At the end of your conversation, the interviewer will usually ask if you have any questions. Don’t ignore this part. Asking the right questions can add a bonus to your application. On the other hand, bad candidate questions could make the interviewer reject you right in the room.
Here are some typical negative examples I have encountered in past interviews. Feel free to comment if you have other interesting cases.
Question 1: “What major problem is your company currently facing, and would I be in a position to help you solve this problem?”
I don’t know where you read it, but it will immediately expose you as an inexperienced new graduate. First of all, you are a fresh student who just came out of school. Even though you have done some co-ops or internships, we are not expecting you to help us resolve any strategic problems.
Secondly, “how do you think I can help you?”—hold on one second. Shouldn’t this be the question we ask you? If we can figure out how we think you can help us, we wouldn’t have invited you for the interview.
A question like this may sound proper in a c-suite interview, but if you are a new graduate student and ask this, you will make yourself immediately an inside-out-fresh candidate.
Question 2: “What have you enjoyed most about working here?”
Again, nerd question. It sounds like you are challenging the interviewer. The meaning behind this question is, “are you really happy working here?”
Perhaps the real thing you want to know is the most fun part of working here. If you really want to know, it is better to ask in that manner and gather general information instead of asking about that specific interviewer’s feelings.
Question 3: “How many people does your company employ? What business do you do?”

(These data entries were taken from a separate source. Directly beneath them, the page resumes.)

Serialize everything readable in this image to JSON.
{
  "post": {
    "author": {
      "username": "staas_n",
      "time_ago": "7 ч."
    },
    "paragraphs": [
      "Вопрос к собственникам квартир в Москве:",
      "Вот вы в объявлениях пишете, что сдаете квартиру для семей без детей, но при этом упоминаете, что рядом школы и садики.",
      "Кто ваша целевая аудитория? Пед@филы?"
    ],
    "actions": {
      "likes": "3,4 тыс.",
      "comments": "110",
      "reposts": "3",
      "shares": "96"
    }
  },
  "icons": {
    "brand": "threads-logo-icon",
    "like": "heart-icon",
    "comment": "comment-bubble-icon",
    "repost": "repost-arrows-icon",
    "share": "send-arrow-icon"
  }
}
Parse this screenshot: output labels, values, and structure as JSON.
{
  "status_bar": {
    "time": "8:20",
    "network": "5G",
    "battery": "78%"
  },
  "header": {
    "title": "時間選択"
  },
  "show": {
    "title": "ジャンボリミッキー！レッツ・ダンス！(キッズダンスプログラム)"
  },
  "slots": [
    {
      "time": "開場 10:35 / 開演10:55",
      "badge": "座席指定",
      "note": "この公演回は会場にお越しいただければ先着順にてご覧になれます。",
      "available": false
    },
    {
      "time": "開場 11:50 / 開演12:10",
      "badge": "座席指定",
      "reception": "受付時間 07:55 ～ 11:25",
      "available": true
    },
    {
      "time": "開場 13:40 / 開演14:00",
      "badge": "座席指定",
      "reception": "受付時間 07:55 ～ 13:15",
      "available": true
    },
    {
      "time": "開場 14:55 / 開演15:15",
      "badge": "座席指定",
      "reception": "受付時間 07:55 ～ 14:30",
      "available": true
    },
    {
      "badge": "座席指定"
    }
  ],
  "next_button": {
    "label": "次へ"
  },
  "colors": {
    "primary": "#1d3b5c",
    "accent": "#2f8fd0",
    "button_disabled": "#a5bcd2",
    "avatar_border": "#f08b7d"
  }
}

I know what your intention is when asking these questions. You want to know more about the company. But, how to ask appropriately plays a significant role in this case. It might be too straightforward if you ask in the above way. It sounds like you are an auditor doing investigations.
Perhaps try a different tone: “Although I have done some research before this interview, may I know more about your company, in terms of size, products and major clients?” – Doesn’t it sound better?
Question 4: “Do you have any hesitations about my qualifications?”
Another low-EQ question. Firstly, if I have any hesitations about your qualifications, why did I interview you in the first place? Secondly, unless the interviewer is straightforward, they will express their satisfaction with your capabilities. Further, any further comments they make might trigger a discrimination case.
Never ask your interviewer any of these questions because they may lead to rejection. Chances are, you might be overreaching yourself. Last impressions are also critical. Ask questions based on your conversation rather than asking to make an impression.